WHAT TO WORK ON
Every entry in the listing below has to be given again exactly.

DATA SECTION
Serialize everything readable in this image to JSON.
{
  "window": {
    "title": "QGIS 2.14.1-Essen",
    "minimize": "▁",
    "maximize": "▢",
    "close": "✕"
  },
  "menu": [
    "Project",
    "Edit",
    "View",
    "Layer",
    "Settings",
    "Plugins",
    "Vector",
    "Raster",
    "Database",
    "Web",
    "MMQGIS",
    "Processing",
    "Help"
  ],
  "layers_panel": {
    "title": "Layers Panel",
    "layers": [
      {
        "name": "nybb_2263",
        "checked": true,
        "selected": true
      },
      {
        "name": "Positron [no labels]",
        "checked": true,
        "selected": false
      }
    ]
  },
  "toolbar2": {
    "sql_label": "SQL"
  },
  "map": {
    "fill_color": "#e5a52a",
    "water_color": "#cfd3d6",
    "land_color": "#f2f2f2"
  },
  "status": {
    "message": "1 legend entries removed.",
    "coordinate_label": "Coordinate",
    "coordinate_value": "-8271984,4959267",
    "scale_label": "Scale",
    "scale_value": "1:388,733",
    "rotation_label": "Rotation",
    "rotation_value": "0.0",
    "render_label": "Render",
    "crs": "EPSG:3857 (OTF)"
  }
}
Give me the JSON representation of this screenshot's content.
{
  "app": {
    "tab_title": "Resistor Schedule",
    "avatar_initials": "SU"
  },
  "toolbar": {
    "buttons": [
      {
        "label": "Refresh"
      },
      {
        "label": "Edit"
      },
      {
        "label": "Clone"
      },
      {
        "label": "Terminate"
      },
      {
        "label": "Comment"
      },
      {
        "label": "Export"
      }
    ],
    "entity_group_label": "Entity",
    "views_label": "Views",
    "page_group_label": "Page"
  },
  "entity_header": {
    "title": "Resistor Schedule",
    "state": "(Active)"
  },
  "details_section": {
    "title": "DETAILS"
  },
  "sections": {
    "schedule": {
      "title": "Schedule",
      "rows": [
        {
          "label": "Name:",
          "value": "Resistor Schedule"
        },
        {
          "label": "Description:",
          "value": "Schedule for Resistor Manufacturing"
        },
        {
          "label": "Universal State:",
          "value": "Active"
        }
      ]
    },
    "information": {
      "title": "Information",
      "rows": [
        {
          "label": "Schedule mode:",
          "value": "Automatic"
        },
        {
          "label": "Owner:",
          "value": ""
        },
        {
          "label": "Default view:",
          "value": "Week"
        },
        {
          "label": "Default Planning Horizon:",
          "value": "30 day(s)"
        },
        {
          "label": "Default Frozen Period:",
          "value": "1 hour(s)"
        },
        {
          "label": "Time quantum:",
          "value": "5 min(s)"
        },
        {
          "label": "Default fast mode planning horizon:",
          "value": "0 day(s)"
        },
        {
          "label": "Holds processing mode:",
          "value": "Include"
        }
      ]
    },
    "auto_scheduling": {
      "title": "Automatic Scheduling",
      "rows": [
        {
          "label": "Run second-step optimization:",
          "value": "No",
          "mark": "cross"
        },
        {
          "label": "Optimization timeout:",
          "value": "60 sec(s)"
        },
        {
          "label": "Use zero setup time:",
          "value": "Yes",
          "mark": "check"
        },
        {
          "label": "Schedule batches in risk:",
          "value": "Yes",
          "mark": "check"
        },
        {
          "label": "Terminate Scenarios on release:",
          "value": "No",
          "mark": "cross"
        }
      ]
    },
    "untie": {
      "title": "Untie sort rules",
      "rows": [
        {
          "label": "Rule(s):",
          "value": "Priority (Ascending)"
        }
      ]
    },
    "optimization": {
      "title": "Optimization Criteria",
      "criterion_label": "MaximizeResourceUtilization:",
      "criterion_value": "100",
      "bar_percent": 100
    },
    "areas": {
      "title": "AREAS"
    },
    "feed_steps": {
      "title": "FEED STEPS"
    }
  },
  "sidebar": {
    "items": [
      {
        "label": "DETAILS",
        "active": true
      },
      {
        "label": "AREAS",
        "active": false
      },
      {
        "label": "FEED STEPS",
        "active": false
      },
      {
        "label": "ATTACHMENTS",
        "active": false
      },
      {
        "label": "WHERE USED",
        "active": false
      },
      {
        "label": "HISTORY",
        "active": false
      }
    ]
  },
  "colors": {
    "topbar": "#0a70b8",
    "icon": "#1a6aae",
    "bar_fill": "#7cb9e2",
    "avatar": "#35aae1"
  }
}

SOLUTION
Serialize everything readable in this image to JSON.
{
  "window": {
    "title": "QGIS 2.14.1-Essen",
    "minimize": "▁",
    "maximize": "▢",
    "close": "✕"
  },
  "menu": [
    "Project",
    "Edit",
    "View",
    "Layer",
    "Settings",
    "Plugins",
    "Vector",
    "Raster",
    "Database",
    "Web",
    "MMQGIS",
    "Processing",
    "Help"
  ],
  "layers_panel": {
    "title": "Layers Panel",
    "layers": [
      {
        "name": "nybb_2263",
        "checked": true,
        "selected": true
      },
      {
        "name": "Positron [no labels]",
        "checked": true,
        "selected": false
      }
    ]
  },
  "toolbar2": {
    "sql_label": "SQL"
  },
  "map": {
    "fill_color": "#e5a52a",
    "water_color": "#cfd3d6",
    "land_color": "#f2f2f2"
  },
  "status": {
    "message": "1 legend entries removed.",
    "coordinate_label": "Coordinate",
    "coordinate_value": "-8271984,4959267",
    "scale_label": "Scale",
    "scale_value": "1:388,733",
    "rotation_label": "Rotation",
    "rotation_value": "0.0",
    "render_label": "Render",
    "crs": "EPSG:3857 (OTF)"
  }
}
Give me the JSON representation of this screenshot's content.
{
  "app": {
    "tab_title": "Resistor Schedule",
    "avatar_initials": "SU"
  },
  "toolbar": {
    "buttons": [
      {
        "label": "Refresh"
      },
      {
        "label": "Edit"
      },
      {
        "label": "Clone"
      },
      {
        "label": "Terminate"
      },
      {
        "label": "Comment"
      },
      {
        "label": "Export"
      }
    ],
    "entity_group_label": "Entity",
    "views_label": "Views",
    "page_group_label": "Page"
  },
  "entity_header": {
    "title": "Resistor Schedule",
    "state": "(Active)"
  },
  "details_section": {
    "title": "DETAILS"
  },
  "sections": {
    "schedule": {
      "title": "Schedule",
      "rows": [
        {
          "label": "Name:",
          "value": "Resistor Schedule"
        },
        {
          "label": "Description:",
          "value": "Schedule for Resistor Manufacturing"
        },
        {
          "label": "Universal State:",
          "value": "Active"
        }
      ]
    },
    "information": {
      "title": "Information",
      "rows": [
        {
          "label": "Schedule mode:",
          "value": "Automatic"
        },
        {
          "label": "Owner:",
          "value": ""
        },
        {
          "label": "Default view:",
          "value": "Week"
        },
        {
          "label": "Default Planning Horizon:",
          "value": "30 day(s)"
        },
        {
          "label": "Default Frozen Period:",
          "value": "1 hour(s)"
        },
        {
          "label": "Time quantum:",
          "value": "5 min(s)"
        },
        {
          "label": "Default fast mode planning horizon:",
          "value": "0 day(s)"
        },
        {
          "label": "Holds processing mode:",
          "value": "Include"
        }
      ]
    },
    "auto_scheduling": {
      "title": "Automatic Scheduling",
      "rows": [
        {
          "label": "Run second-step optimization:",
          "value": "No",
          "mark": "cross"
        },
        {
          "label": "Optimization timeout:",
          "value": "60 sec(s)"
        },
        {
          "label": "Use zero setup time:",
          "value": "Yes",
          "mark": "check"
        },
        {
          "label": "Schedule batches in risk:",
          "value": "Yes",
          "mark": "check"
        },
        {
          "label": "Terminate Scenarios on release:",
          "value": "No",
          "mark": "cross"
        }
      ]
    },
    "untie": {
      "title": "Untie sort rules",
      "rows": [
        {
          "label": "Rule(s):",
          "value": "Priority (Ascending)"
        }
      ]
    },
    "optimization": {
      "title": "Optimization Criteria",
      "criterion_label": "MaximizeResourceUtilization:",
      "criterion_value": "100",
      "bar_percent": 100
    },
    "areas": {
      "title": "AREAS"
    },
    "feed_steps": {
      "title": "FEED STEPS"
    }
  },
  "sidebar": {
    "items": [
      {
        "label": "DETAILS",
        "active": true
      },
      {
        "label": "AREAS",
        "active": false
      },
      {
        "label": "FEED STEPS",
        "active": false
      },
      {
        "label": "ATTACHMENTS",
        "active": false
      },
      {
        "label": "WHERE USED",
        "active": false
      },
      {
        "label": "HISTORY",
        "active": false
      }
    ]
  },
  "colors": {
    "topbar": "#0a70b8",
    "icon": "#1a6aae",
    "bar_fill": "#7cb9e2",
    "avatar": "#35aae1"
  }
}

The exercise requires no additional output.